Just as there are many different problems brought up in the film, there are also many goals. The main two, however, are the improvement of the well being of children, as well as the increased performance of students. The policy chain in this movie can also be confusing because everyone has a different opinion. Education reformers and teacher bring different ideas to the table on how to improve our educational system. For families, Abeles says that, as a parent, she has begun asking her children less about school work, and creating conversation in other ways (1:13). Dr. Deborah Stipek, Dean of the School of Education at Stanford University, tells us that there is no easy fix for our system, but that we need to fundamentally change our culture and our expectations of students (Abeles 1:16.) Reformers like Sara Bennett suggest eliminating homework, or even abolishing grading, because of an ethical responsibility for the well being of our nations children (Abeles 1:16). Dr. Madeline Levine commends schools for eliminating Advanced Placement courses and colleges for changing the way they require SAT scores (Abeles 1:17). The hope through all of these actions is that students will have less work, and will therefore be less stressed and will enjoy school more.

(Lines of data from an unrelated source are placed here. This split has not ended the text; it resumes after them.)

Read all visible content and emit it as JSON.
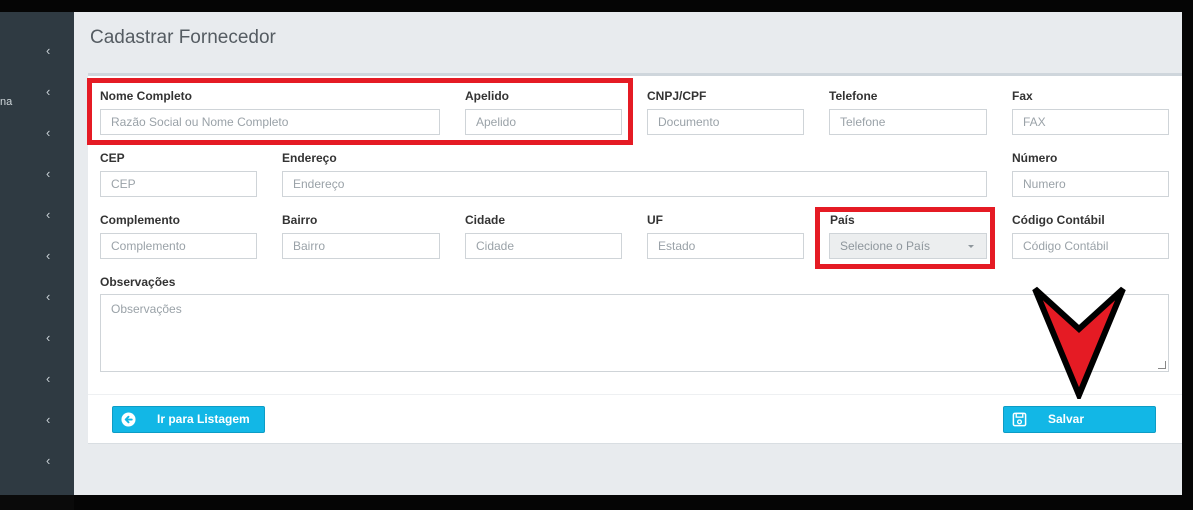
{
  "sidebar": {
    "stub_text": "na",
    "chevron_count": 11
  },
  "page": {
    "title": "Cadastrar Fornecedor"
  },
  "form": {
    "nome_completo": {
      "label": "Nome Completo",
      "placeholder": "Razão Social ou Nome Completo"
    },
    "apelido": {
      "label": "Apelido",
      "placeholder": "Apelido"
    },
    "cnpj_cpf": {
      "label": "CNPJ/CPF",
      "placeholder": "Documento"
    },
    "telefone": {
      "label": "Telefone",
      "placeholder": "Telefone"
    },
    "fax": {
      "label": "Fax",
      "placeholder": "FAX"
    },
    "cep": {
      "label": "CEP",
      "placeholder": "CEP"
    },
    "endereco": {
      "label": "Endereço",
      "placeholder": "Endereço"
    },
    "numero": {
      "label": "Número",
      "placeholder": "Numero"
    },
    "complemento": {
      "label": "Complemento",
      "placeholder": "Complemento"
    },
    "bairro": {
      "label": "Bairro",
      "placeholder": "Bairro"
    },
    "cidade": {
      "label": "Cidade",
      "placeholder": "Cidade"
    },
    "uf": {
      "label": "UF",
      "placeholder": "Estado"
    },
    "pais": {
      "label": "País",
      "selected": "Selecione o País"
    },
    "codigo_contabil": {
      "label": "Código Contábil",
      "placeholder": "Código Contábil"
    },
    "observacoes": {
      "label": "Observações",
      "placeholder": "Observações"
    }
  },
  "actions": {
    "back_label": "Ir para Listagem",
    "save_label": "Salvar"
  },
  "colors": {
    "accent": "#12b7e6",
    "highlight": "#e51b24",
    "sidebar": "#2f3a42"
  },
  "icons": {
    "back": "arrow-left-circle-icon",
    "save": "floppy-disk-icon",
    "sidebar": "chevron-left-icon"
  }
}
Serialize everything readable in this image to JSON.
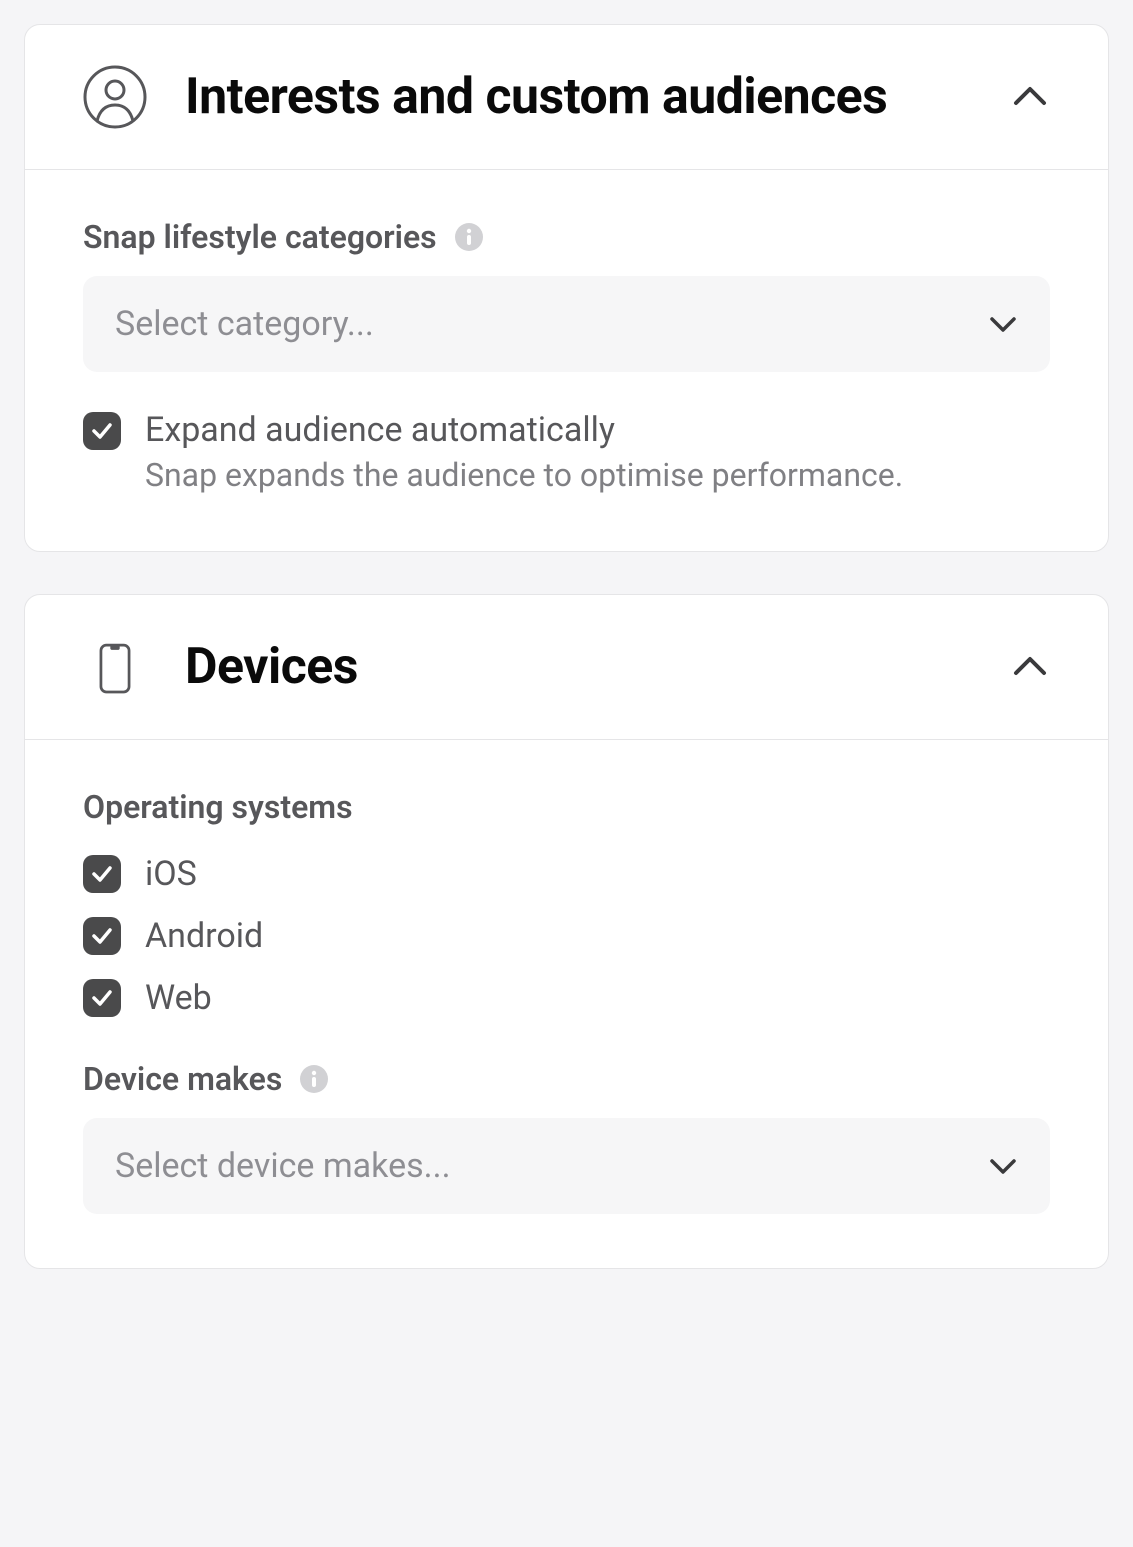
{
  "interests": {
    "title": "Interests and custom audiences",
    "lifestyleLabel": "Snap lifestyle categories",
    "lifestylePlaceholder": "Select category...",
    "expand": {
      "title": "Expand audience automatically",
      "description": "Snap expands the audience to optimise performance.",
      "checked": true
    }
  },
  "devices": {
    "title": "Devices",
    "osLabel": "Operating systems",
    "os": [
      {
        "label": "iOS",
        "checked": true
      },
      {
        "label": "Android",
        "checked": true
      },
      {
        "label": "Web",
        "checked": true
      }
    ],
    "makesLabel": "Device makes",
    "makesPlaceholder": "Select device makes..."
  }
}
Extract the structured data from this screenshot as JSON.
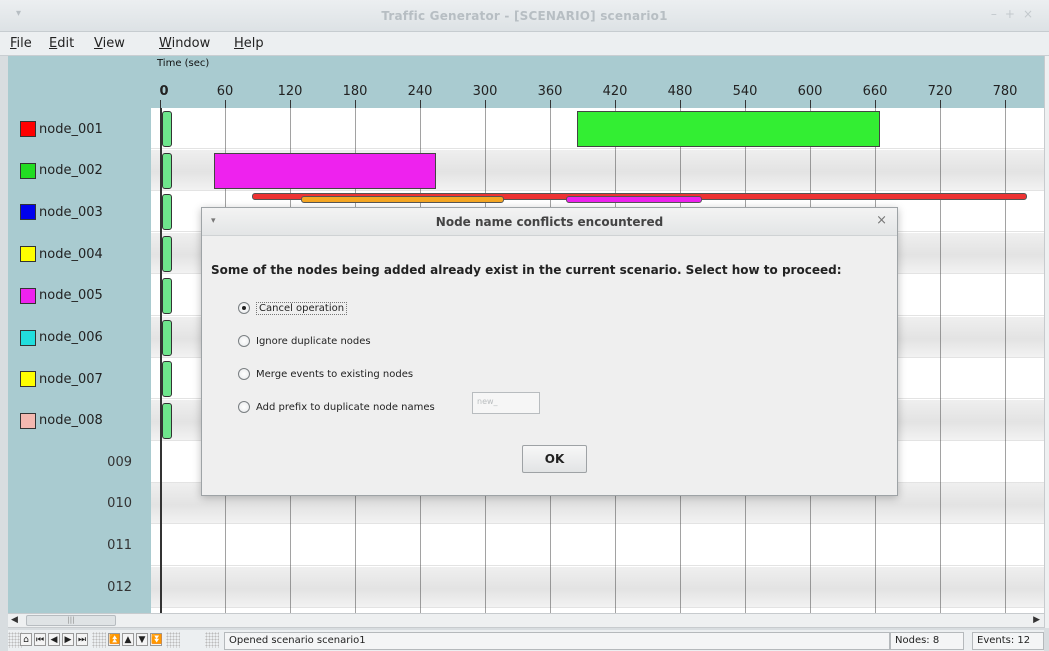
{
  "window": {
    "title": "Traffic Generator - [SCENARIO] scenario1"
  },
  "menubar": {
    "items": [
      {
        "label": "File",
        "mnemonic": "F",
        "rest": "ile"
      },
      {
        "label": "Edit",
        "mnemonic": "E",
        "rest": "dit"
      },
      {
        "label": "View",
        "mnemonic": "V",
        "rest": "iew"
      },
      {
        "label": "Window",
        "mnemonic": "W",
        "rest": "indow"
      },
      {
        "label": "Help",
        "mnemonic": "H",
        "rest": "elp"
      }
    ]
  },
  "timeline": {
    "axis_label": "Time (sec)",
    "ticks": [
      "0",
      "60",
      "120",
      "180",
      "240",
      "300",
      "360",
      "420",
      "480",
      "540",
      "600",
      "660",
      "720",
      "780"
    ],
    "nodes": [
      {
        "name": "node_001",
        "color": "#ff0000"
      },
      {
        "name": "node_002",
        "color": "#22dd22"
      },
      {
        "name": "node_003",
        "color": "#0000ee"
      },
      {
        "name": "node_004",
        "color": "#ffff00"
      },
      {
        "name": "node_005",
        "color": "#ee22ee"
      },
      {
        "name": "node_006",
        "color": "#22dddd"
      },
      {
        "name": "node_007",
        "color": "#ffff00"
      },
      {
        "name": "node_008",
        "color": "#f4b8b0"
      }
    ],
    "empty_rows": [
      "009",
      "010",
      "011",
      "012"
    ],
    "events": [
      {
        "row": 0,
        "start": 385,
        "end": 665,
        "color": "#33ee33"
      },
      {
        "row": 1,
        "start": 50,
        "end": 255,
        "color": "#ee22ee"
      }
    ],
    "thin_events": [
      {
        "row": 2,
        "start": 85,
        "end": 800,
        "color": "#ee3333"
      },
      {
        "row": 2,
        "start": 130,
        "end": 318,
        "color": "#f5a623"
      },
      {
        "row": 2,
        "start": 375,
        "end": 500,
        "color": "#ee22ee"
      }
    ],
    "start_marker_color": "#6ee68c"
  },
  "dialog": {
    "title": "Node name conflicts encountered",
    "message": "Some of the nodes being added already exist in the current scenario.  Select how to proceed:",
    "options": [
      {
        "label": "Cancel operation",
        "selected": true
      },
      {
        "label": "Ignore duplicate nodes",
        "selected": false
      },
      {
        "label": "Merge events to existing nodes",
        "selected": false
      },
      {
        "label": "Add prefix to duplicate node names",
        "selected": false
      }
    ],
    "prefix_value": "new_",
    "ok_label": "OK"
  },
  "statusbar": {
    "message": "Opened scenario scenario1",
    "nodes": "Nodes: 8",
    "events": "Events: 12"
  },
  "icons": {
    "nav": [
      "home-icon",
      "first-icon",
      "prev-icon",
      "next-icon",
      "last-icon",
      "top-icon",
      "up-icon",
      "down-icon",
      "bottom-icon"
    ]
  }
}
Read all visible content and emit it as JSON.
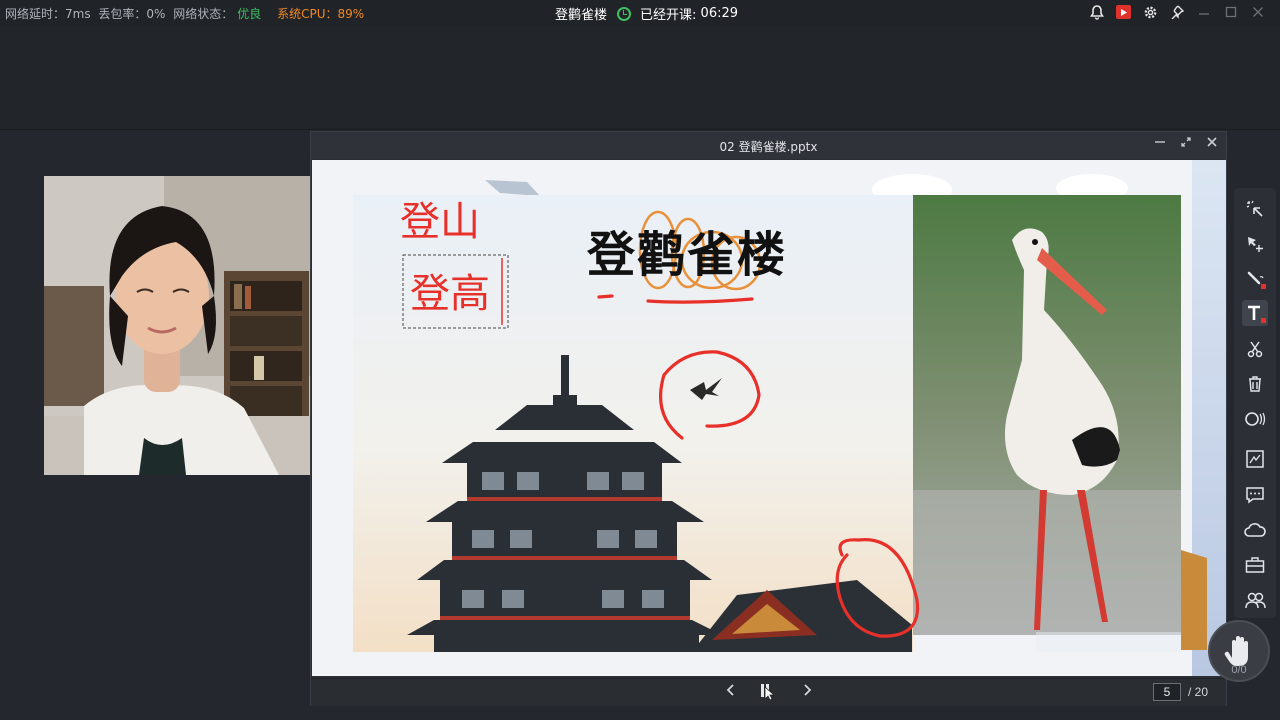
{
  "status": {
    "latency": "网络延时：7ms",
    "loss": "丢包率：0%",
    "network_label": "网络状态：",
    "network_value": "优良",
    "cpu": "系统CPU：89%"
  },
  "session": {
    "title": "登鹳雀楼",
    "elapsed_label": "已经开课:",
    "elapsed_time": "06:29"
  },
  "window": {
    "title": "02 登鹳雀楼.pptx"
  },
  "slide": {
    "title": "登鹳雀楼",
    "annotation_1": "登山",
    "annotation_2": "登高"
  },
  "pagination": {
    "current": "5",
    "total": "/ 20"
  },
  "hand_raise": {
    "count": "0/0"
  },
  "colors": {
    "good": "#3fbf62",
    "cpu_warn": "#f08a24",
    "annotation_red": "#e8302a",
    "annotation_orange": "#e8913a"
  },
  "icons": {
    "top_right": [
      "bell-icon",
      "record-icon",
      "gear-icon",
      "pin-icon",
      "minimize-icon",
      "maximize-icon",
      "close-icon"
    ],
    "toolbar": [
      "laser-pointer-icon",
      "select-move-icon",
      "pen-icon",
      "text-icon",
      "scissors-icon",
      "trash-icon",
      "shape-icon",
      "board-icon",
      "chat-icon",
      "cloud-icon",
      "toolbox-icon",
      "users-icon"
    ]
  }
}
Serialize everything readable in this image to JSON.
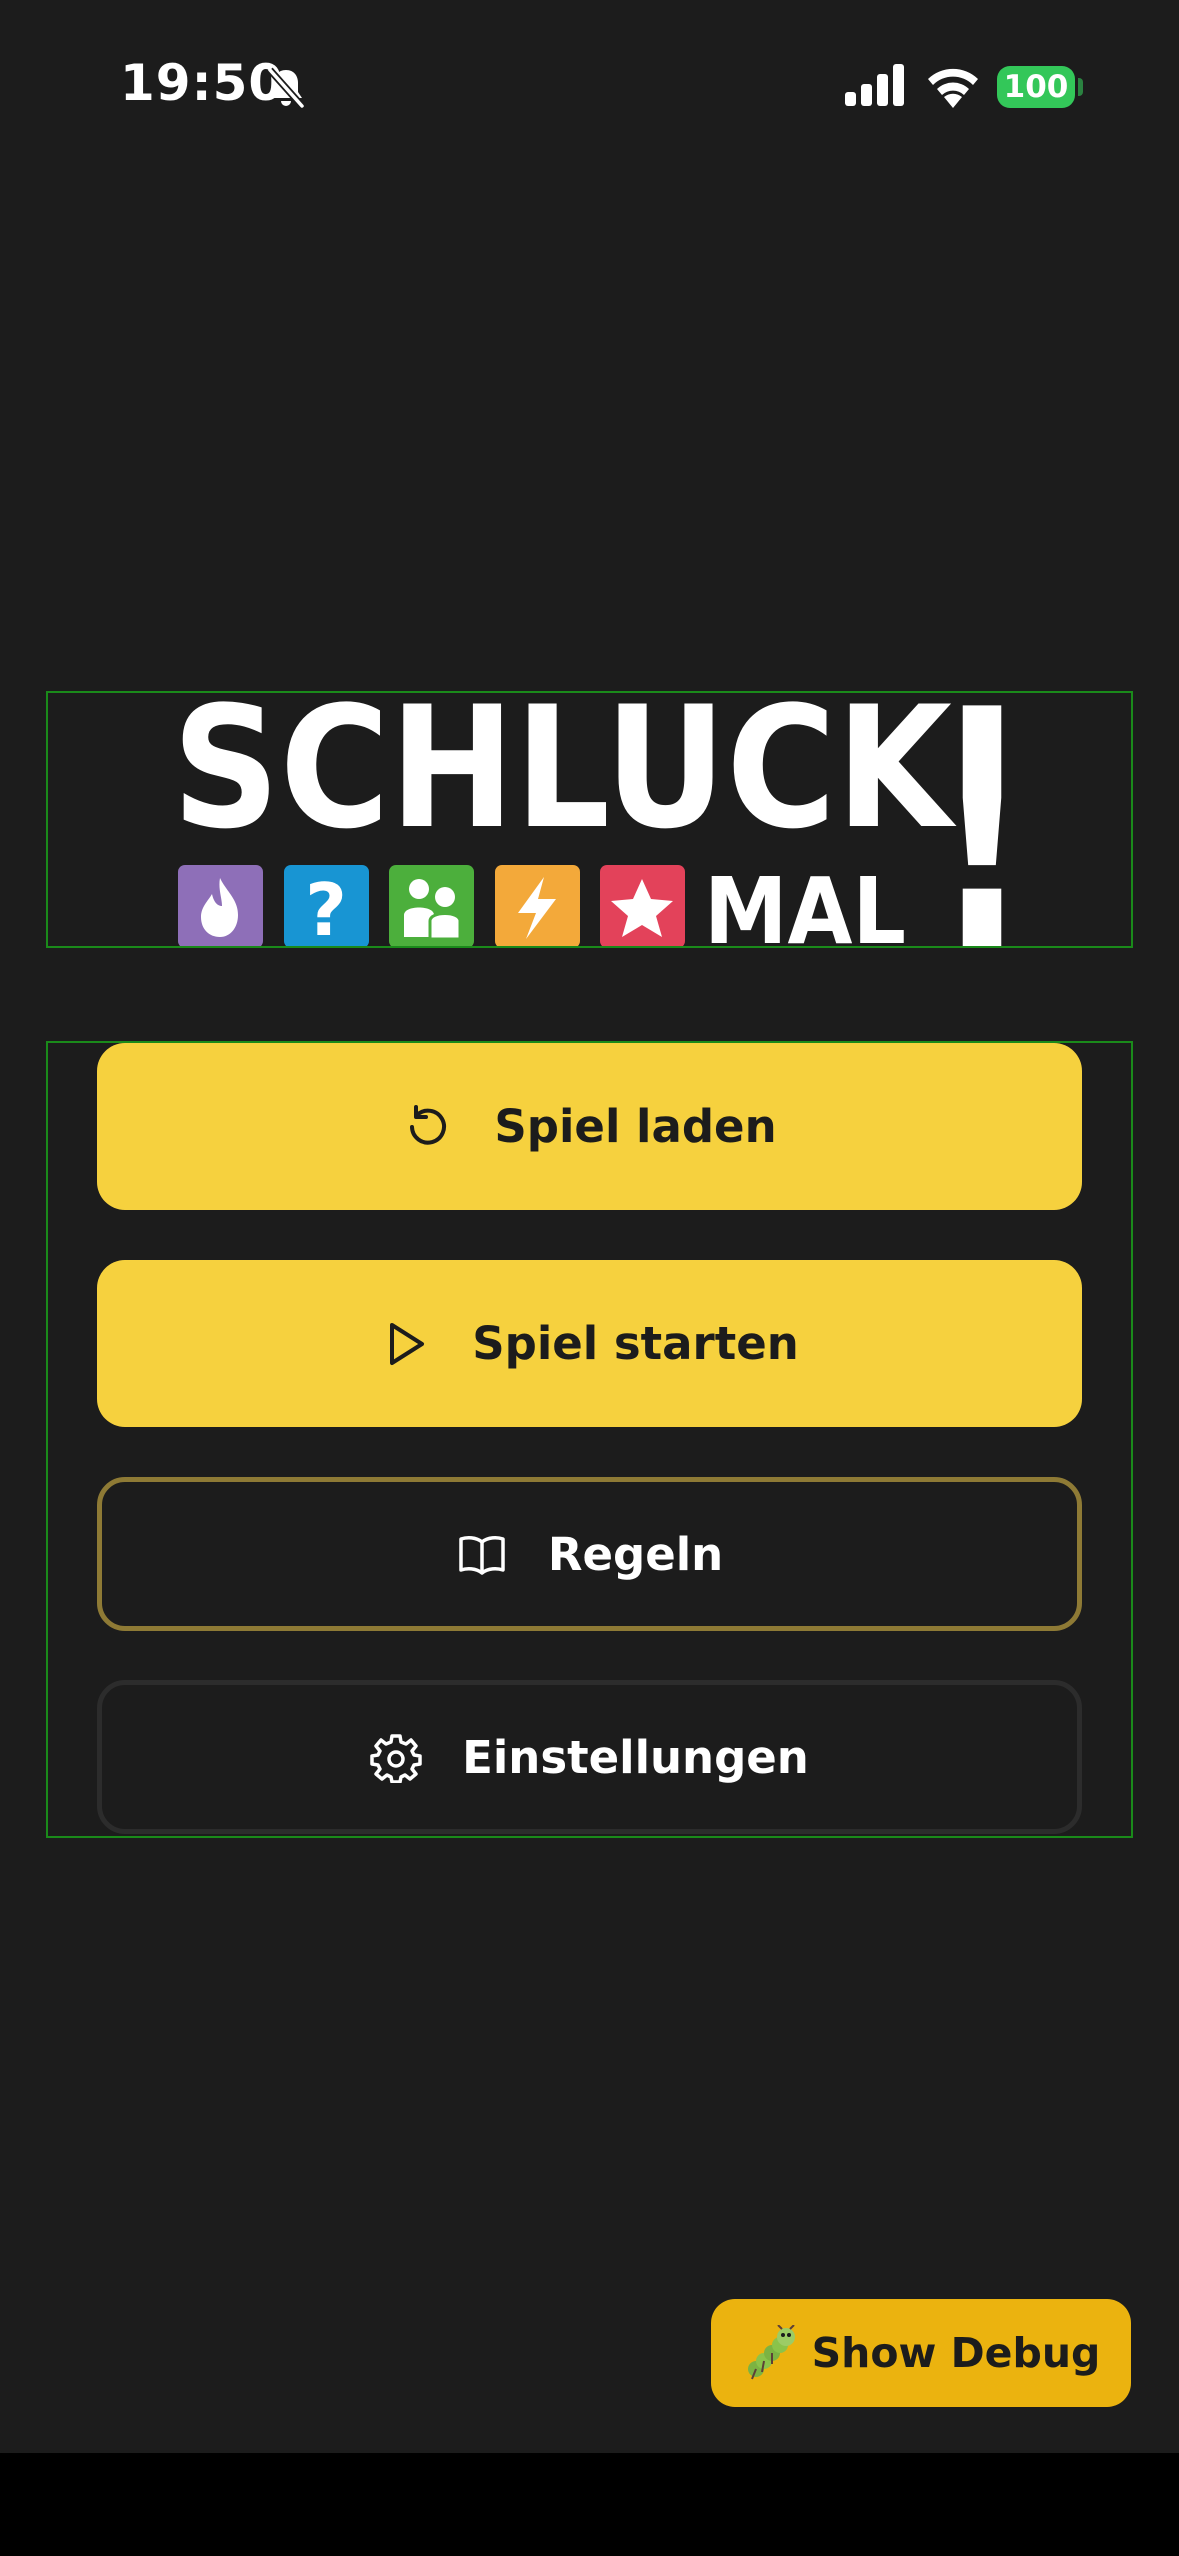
{
  "status_bar": {
    "time": "19:50",
    "battery": "100",
    "icons": [
      "bell-off-icon",
      "signal-icon",
      "wifi-icon",
      "battery-icon"
    ]
  },
  "logo": {
    "title": "SCHLUCK",
    "exclamation": "!",
    "subtitle": "MAL",
    "tiles": [
      {
        "icon": "flame-icon",
        "color": "#8e6fb8"
      },
      {
        "icon": "question-icon",
        "color": "#1895d3"
      },
      {
        "icon": "people-icon",
        "color": "#4caf3c"
      },
      {
        "icon": "lightning-icon",
        "color": "#f3a93a"
      },
      {
        "icon": "star-icon",
        "color": "#e3425a"
      }
    ]
  },
  "menu": {
    "load_label": "Spiel laden",
    "start_label": "Spiel starten",
    "rules_label": "Regeln",
    "settings_label": "Einstellungen"
  },
  "debug": {
    "label": "Show Debug",
    "icon": "caterpillar-icon"
  },
  "colors": {
    "background": "#1c1c1c",
    "primary": "#f6d13e",
    "rules_border": "#8e7a35",
    "debug": "#ebb30f",
    "battery": "#33c759"
  }
}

Through this, they would be more invested in their learning and their performance would improve.